The final resolution provides for the issuance of $2 million in serial bonds of which $750,000 will be reimbursed with state funds and the balance will come from the county, according to County Legislator Jay Schneiderman (I-Montauk).

South Ferry President Cliff Clark credited Mr. Schneiderman with hard work in bringing about the long-delayed project. County Legislator Al Krupski Jr. (D-Southold) also helped move the funding forward. At the state level, Senator Kenneth LaValle (R-Port Jefferson) and Assemblyman Fred Thiele Jr. (I-Sag Harbor) were instrumental in securing state money. Mr. Clark also credited Shelter Island Highway Superintendent Jay Card Jr. and Supervisor Jim Dougherty with forming an effective public-private partnership to help drive home the necessity for the project.

More than two years ago, South Ferry expected dredging, but no luck. After Superstorm Sandy, Mr. Clark let it be known that the dredging had become even more critical.

And in the past year, boats have been dragging bottom at times, forcing the company to do a bit of dredging of its own, with spoils used to shore up its property, including the parking area. But a major dredging operation is essential for both everyday commuters, visitors and, more importantly, emergency vehicles.

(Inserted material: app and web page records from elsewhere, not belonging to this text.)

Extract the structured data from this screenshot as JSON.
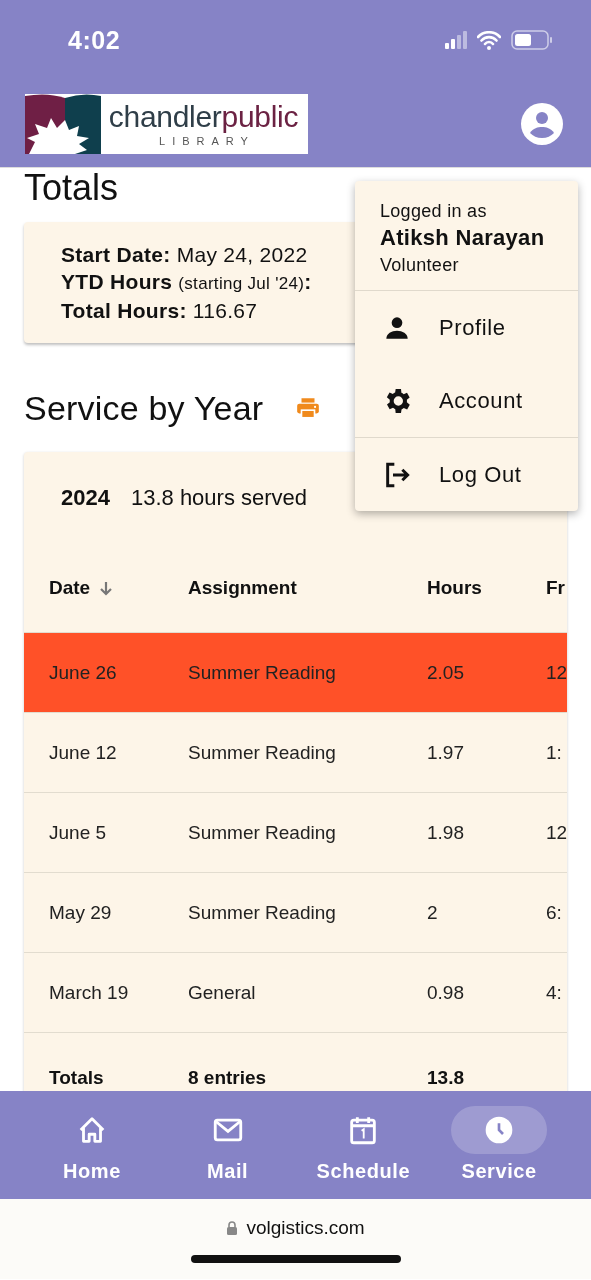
{
  "status_bar": {
    "time": "4:02"
  },
  "header": {
    "logo": {
      "word_1": "chandler",
      "word_2": "public",
      "subtitle": "LIBRARY"
    }
  },
  "totals": {
    "heading": "Totals",
    "lines": [
      {
        "label": "Start Date:",
        "value": "May 24, 2022"
      },
      {
        "label": "YTD Hours",
        "note": "(starting Jul '24)",
        "suffix": ":"
      },
      {
        "label": "Total Hours:",
        "value": "116.67"
      }
    ]
  },
  "service": {
    "heading": "Service by Year",
    "year": "2024",
    "summary": "13.8 hours served",
    "columns": [
      {
        "label": "Date",
        "sorted_descending": true
      },
      {
        "label": "Assignment"
      },
      {
        "label": "Hours"
      },
      {
        "label": "Fr"
      }
    ],
    "rows": [
      {
        "cells": [
          "June 26",
          "Summer Reading",
          "2.05",
          "12"
        ],
        "highlighted": true
      },
      {
        "cells": [
          "June 12",
          "Summer Reading",
          "1.97",
          "1:"
        ],
        "highlighted": false
      },
      {
        "cells": [
          "June 5",
          "Summer Reading",
          "1.98",
          "12"
        ],
        "highlighted": false
      },
      {
        "cells": [
          "May 29",
          "Summer Reading",
          "2",
          "6:"
        ],
        "highlighted": false
      },
      {
        "cells": [
          "March 19",
          "General",
          "0.98",
          "4:"
        ],
        "highlighted": false
      }
    ],
    "totals_row": [
      "Totals",
      "8 entries",
      "13.8"
    ]
  },
  "user_menu": {
    "caption": "Logged in as",
    "name": "Atiksh Narayan",
    "role": "Volunteer",
    "groups": [
      [
        {
          "label": "Profile",
          "kind": "person"
        },
        {
          "label": "Account",
          "kind": "gear"
        }
      ],
      [
        {
          "label": "Log Out",
          "kind": "logout"
        }
      ]
    ]
  },
  "bottom_nav": [
    {
      "label": "Home",
      "kind": "home",
      "selected": false
    },
    {
      "label": "Mail",
      "kind": "mail",
      "selected": false
    },
    {
      "label": "Schedule",
      "kind": "calendar",
      "selected": false
    },
    {
      "label": "Service",
      "kind": "clock",
      "selected": true
    }
  ],
  "address_bar": {
    "url": "volgistics.com"
  }
}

Mr. Clark pointed out that while South Ferry boats traverse a waterway, it’s a connection between two parts of New York State Route 114 and that’s why state money comes into the equation.